Louisville Man Charged With Transporting Minors Across State Lines With Intent to Engage in Criminal Sexual Activity
Louisville, KY – Three members of a large-scale, multi-drug trafficking conspiracy were recently sentenced for their roles in the conspiracy and for firearms offenses. Two were also sentenced for using a firearm during and in relation to a drug trafficking crime resulting in murder.
U.S. Attorney Michael A. Bennett of the Western District of Kentucky, Special Agent in Charge J. Todd Scott of the DEA Louisville Field Division, Special Agent in Charge Jodi Cohen of the FBI Louisville Field Office, Special Agent in Charge R. Shawn Morrow of the ATF Louisville Field Division, Special Agent in Charge Bryant Jackson of the Internal Revenue Service, Criminal Investigation, Cincinnati Field Office, Chief Jacquelyn Gwinn-Villaroel of the Louisville Metro Police Department, Sheriff John E. Aubrey Jefferson County Sheriff’s Office, and Chief Richard Sanders of the Jeffersontown Police Department made the announcement.
Dwayne C. Castle, 49, of Louisville, was sentenced on May 19, 2023, to 30 years in prison, followed by a 20-year term of supervised release, for conspiring to distribute controlled substances to include heroin and methamphetamine and for use of a firearm during and in relation to a drug trafficking crime resulting in murder.
Javier H. Rodriguez, 32, a citizen of Mexico, was sentenced on May 18, 2023, to 40 years in prison, followed by a lifetime term of supervised release, for conspiracy and possession with intent to distribute controlled substances to include heroin, fentanyl, methamphetamine, and marijuana and for use of a firearm during and in relation to a drug trafficking crime resulting in murder.
Charles Orlando Cater, 47, of Louisville, was sentenced on April 11, 2023, to 21 years and 10 months in prison, followed by an 8-year term of supervised release, for conspiring to distribute controlled substances to include heroin and marijuana and for possession of a firearm by a convicted felon.
There is no parole in the federal system.

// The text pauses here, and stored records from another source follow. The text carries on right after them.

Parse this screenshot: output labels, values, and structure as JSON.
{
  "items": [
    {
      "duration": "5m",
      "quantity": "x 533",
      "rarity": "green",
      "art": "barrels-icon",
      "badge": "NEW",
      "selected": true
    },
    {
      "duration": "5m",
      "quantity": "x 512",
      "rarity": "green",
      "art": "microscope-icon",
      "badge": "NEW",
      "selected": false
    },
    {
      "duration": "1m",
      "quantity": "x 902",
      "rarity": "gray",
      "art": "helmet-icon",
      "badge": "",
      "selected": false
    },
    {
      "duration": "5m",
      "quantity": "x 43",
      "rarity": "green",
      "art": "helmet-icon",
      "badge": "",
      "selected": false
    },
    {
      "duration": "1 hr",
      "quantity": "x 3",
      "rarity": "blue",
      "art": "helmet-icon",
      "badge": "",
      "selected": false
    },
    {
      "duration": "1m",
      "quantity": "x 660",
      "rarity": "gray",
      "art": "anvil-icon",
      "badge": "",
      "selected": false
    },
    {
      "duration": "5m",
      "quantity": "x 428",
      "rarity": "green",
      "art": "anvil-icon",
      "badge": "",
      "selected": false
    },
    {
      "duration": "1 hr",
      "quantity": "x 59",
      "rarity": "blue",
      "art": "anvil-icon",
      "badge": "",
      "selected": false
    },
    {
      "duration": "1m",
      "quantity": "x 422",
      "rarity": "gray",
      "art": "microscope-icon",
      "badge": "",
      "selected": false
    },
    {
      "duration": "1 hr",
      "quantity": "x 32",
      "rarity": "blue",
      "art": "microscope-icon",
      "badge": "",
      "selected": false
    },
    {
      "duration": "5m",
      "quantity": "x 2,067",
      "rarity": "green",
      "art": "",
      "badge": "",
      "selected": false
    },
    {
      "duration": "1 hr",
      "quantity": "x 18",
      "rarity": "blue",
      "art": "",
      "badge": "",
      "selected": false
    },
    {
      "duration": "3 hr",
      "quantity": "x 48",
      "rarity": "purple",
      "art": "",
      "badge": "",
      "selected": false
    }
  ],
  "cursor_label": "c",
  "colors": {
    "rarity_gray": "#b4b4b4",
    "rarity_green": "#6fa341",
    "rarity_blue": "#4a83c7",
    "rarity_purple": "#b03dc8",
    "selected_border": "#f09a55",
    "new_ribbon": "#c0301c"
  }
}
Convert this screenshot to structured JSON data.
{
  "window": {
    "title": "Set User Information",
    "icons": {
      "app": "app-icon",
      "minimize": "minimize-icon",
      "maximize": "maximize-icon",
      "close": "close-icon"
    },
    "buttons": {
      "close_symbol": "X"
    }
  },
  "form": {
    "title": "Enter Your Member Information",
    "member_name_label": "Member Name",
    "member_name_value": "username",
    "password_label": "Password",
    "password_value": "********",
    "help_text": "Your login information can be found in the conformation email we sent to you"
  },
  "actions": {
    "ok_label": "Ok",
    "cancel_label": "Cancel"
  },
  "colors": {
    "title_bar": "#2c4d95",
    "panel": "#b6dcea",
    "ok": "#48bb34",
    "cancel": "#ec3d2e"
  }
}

According to court records, Rodriguez was the leader and organizer of a sophisticated drug trafficking organization distributing kilogram amounts of controlled substances, including heroin, fentanyl, methamphetamine, and marijuana, primarily in the Louisville Metro area. Castle was his “right-hand man” who operated multiple stash house locations storing and distributing controlled substances on behalf of the organization. Cater assisted the organization and primarily acted as a “bodyguard” for Rodriguez. On January 16, 2018, Rodriguez and his organization arranged the sale of a kilogram of heroin to individuals in the Victory Park neighborhood for $70,000. That sale, however, became a robbery and, following a shootout in broad daylight, the kilogram of heroin was stolen from Rodriguez, Castle, and Cater. In retribution for the stolen heroin, Rodriguez ordered the murder of Vincente Ramirez. On January 20, 2018, Rodriguez, Castle, and Cater all traveled together to a Newburg neighborhood where Ramirez was shot to death in his vehicle. Through a collaborative investigation between federal and state agencies lead by DEA and LMPD Homicide, Rodriguez, Castle, and Cater were all arrested on February 23, 2018, and subsequently federally indicted for drug trafficking and murder in furtherance of drug trafficking. At the time their arrests, Castle and Cater blamed the other as the actual shooter of Ramirez. On August 19, 2019, Castle, pursuant to a plea agreement, entered a guilty plea to all the indicted charges. On October 18, 2022, Rodriguez, without a plea agreement, entered a guilty plea to all the indicted charges. Following a nine-day jury trial in November 2022 Cater was convicted of the drug trafficking conspiracy and possession of a firearm by a convicted felon but acquitted of murder in furtherance of the conspiracy.
This case was investigated by the DEA, FBI, ATF, the IRS Criminal Investigation, the Louisville Metro Police Department, the Jefferson County Sheriff’s Office, and the Jeffersontown Police Department.
Assistant U.S. Attorneys Mac Shannon and Rob Bonar prosecuted the case.
This effort is part of an Organized Crime Drug Enforcement Task Forces (OCDETF) operation. OCDETF identifies, disrupts, and dismantles the highest-level criminal organizations that threaten the United States using a prosecutor-led, intelligence-driven, multi-agency approach. Additional information about the OCDETF Program can be found at www.justice.gov/OCDETF.